__YOUR GOAL__.
All lines of the material below that include the string "this" are to be copied.
++++ INPUT DATA
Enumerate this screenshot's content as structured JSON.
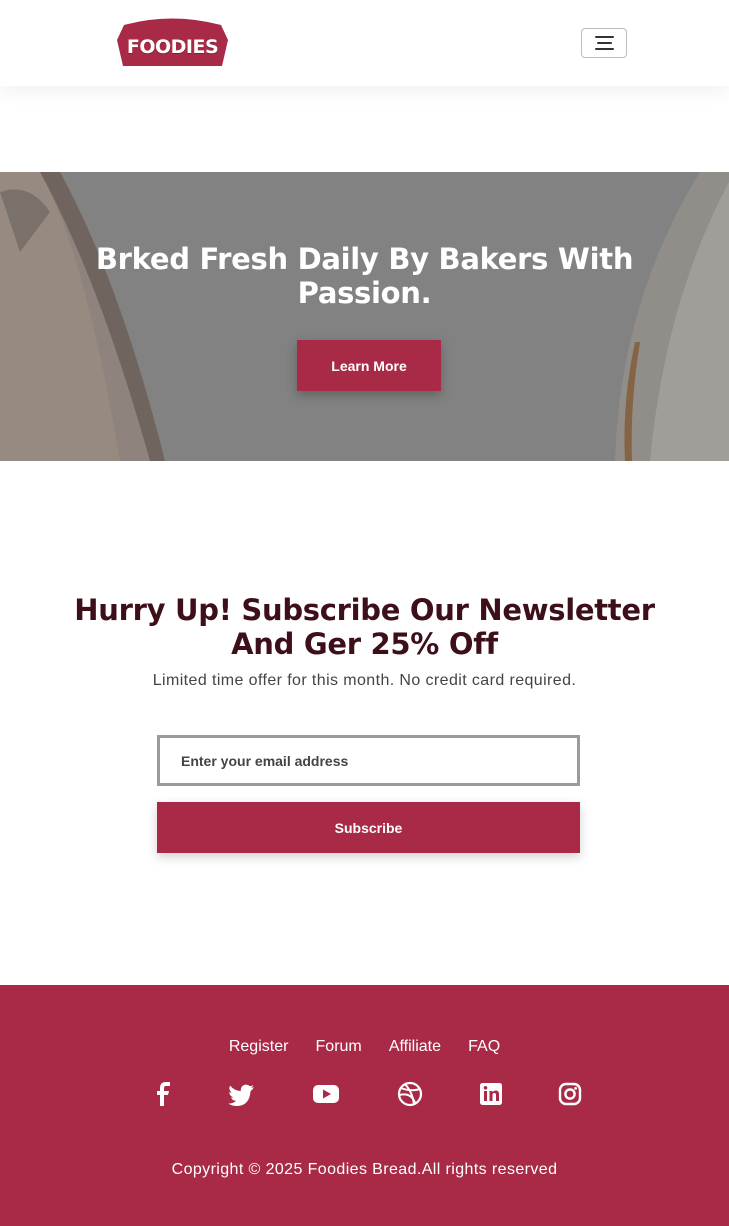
{
  "header": {
    "logo_text": "FOODIES",
    "menu_icon": "hamburger-icon"
  },
  "hero": {
    "title": "Brked Fresh Daily By Bakers With Passion.",
    "button_label": "Learn More"
  },
  "newsletter": {
    "title": "Hurry Up! Subscribe Our Newsletter And Ger 25% Off",
    "subtitle": "Limited time offer for this month. No credit card required.",
    "email_placeholder": "Enter your email address",
    "button_label": "Subscribe"
  },
  "footer": {
    "links": [
      "Register",
      "Forum",
      "Affiliate",
      "FAQ"
    ],
    "socials": [
      "facebook-icon",
      "twitter-icon",
      "youtube-icon",
      "dribbble-icon",
      "linkedin-icon",
      "instagram-icon"
    ],
    "copyright": "Copyright © 2025 Foodies Bread.All rights reserved"
  },
  "colors": {
    "brand": "#a92a46",
    "heading": "#3d1019",
    "hero_overlay": "#8a8a8a"
  }
}
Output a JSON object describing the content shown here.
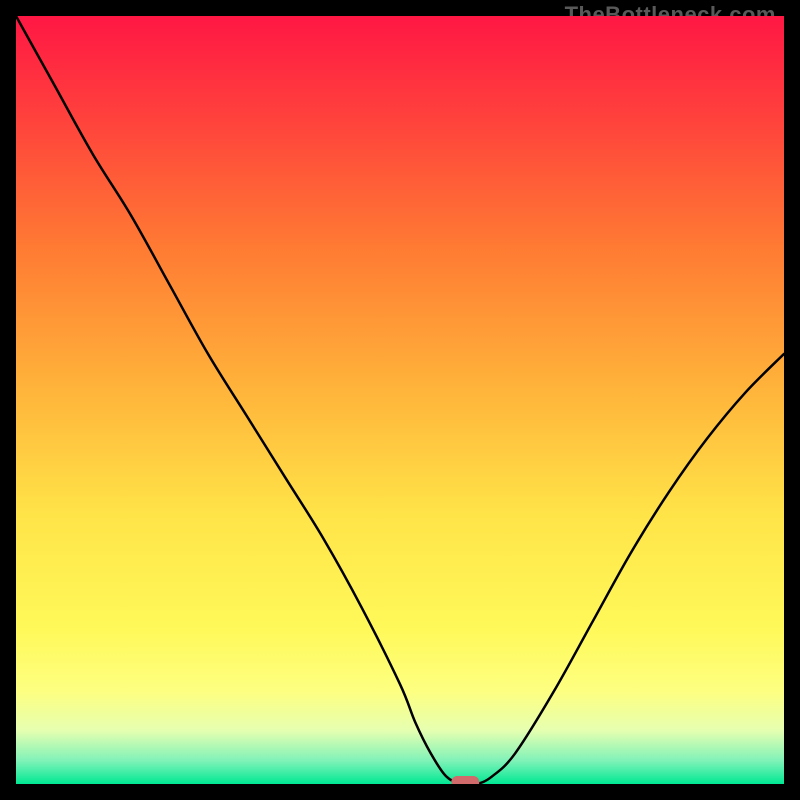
{
  "watermark": "TheBottleneck.com",
  "chart_data": {
    "type": "line",
    "x": [
      0.0,
      0.05,
      0.1,
      0.15,
      0.2,
      0.25,
      0.3,
      0.35,
      0.4,
      0.45,
      0.5,
      0.52,
      0.54,
      0.56,
      0.58,
      0.6,
      0.62,
      0.65,
      0.7,
      0.75,
      0.8,
      0.85,
      0.9,
      0.95,
      1.0
    ],
    "y": [
      1.0,
      0.91,
      0.82,
      0.74,
      0.65,
      0.56,
      0.48,
      0.4,
      0.32,
      0.23,
      0.13,
      0.08,
      0.04,
      0.01,
      0.0,
      0.0,
      0.01,
      0.04,
      0.12,
      0.21,
      0.3,
      0.38,
      0.45,
      0.51,
      0.56
    ],
    "title": "",
    "xlabel": "",
    "ylabel": "",
    "xlim": [
      0,
      1
    ],
    "ylim": [
      0,
      1
    ],
    "gradient_stops": [
      {
        "offset": 0.0,
        "color": "#ff1744"
      },
      {
        "offset": 0.12,
        "color": "#ff3d3d"
      },
      {
        "offset": 0.3,
        "color": "#ff7a33"
      },
      {
        "offset": 0.48,
        "color": "#ffb23a"
      },
      {
        "offset": 0.65,
        "color": "#ffe448"
      },
      {
        "offset": 0.8,
        "color": "#fff95a"
      },
      {
        "offset": 0.88,
        "color": "#fdff81"
      },
      {
        "offset": 0.93,
        "color": "#e6ffb0"
      },
      {
        "offset": 0.97,
        "color": "#7ff2b8"
      },
      {
        "offset": 1.0,
        "color": "#00e893"
      }
    ],
    "marker": {
      "x": 0.585,
      "y": 0.0,
      "color": "#d16a6a"
    }
  }
}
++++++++
__EXERCISE RESPONSE__.
Enumerate this screenshot's content as structured JSON.
    "subtitle": "Limited time offer for this month. No credit card required.",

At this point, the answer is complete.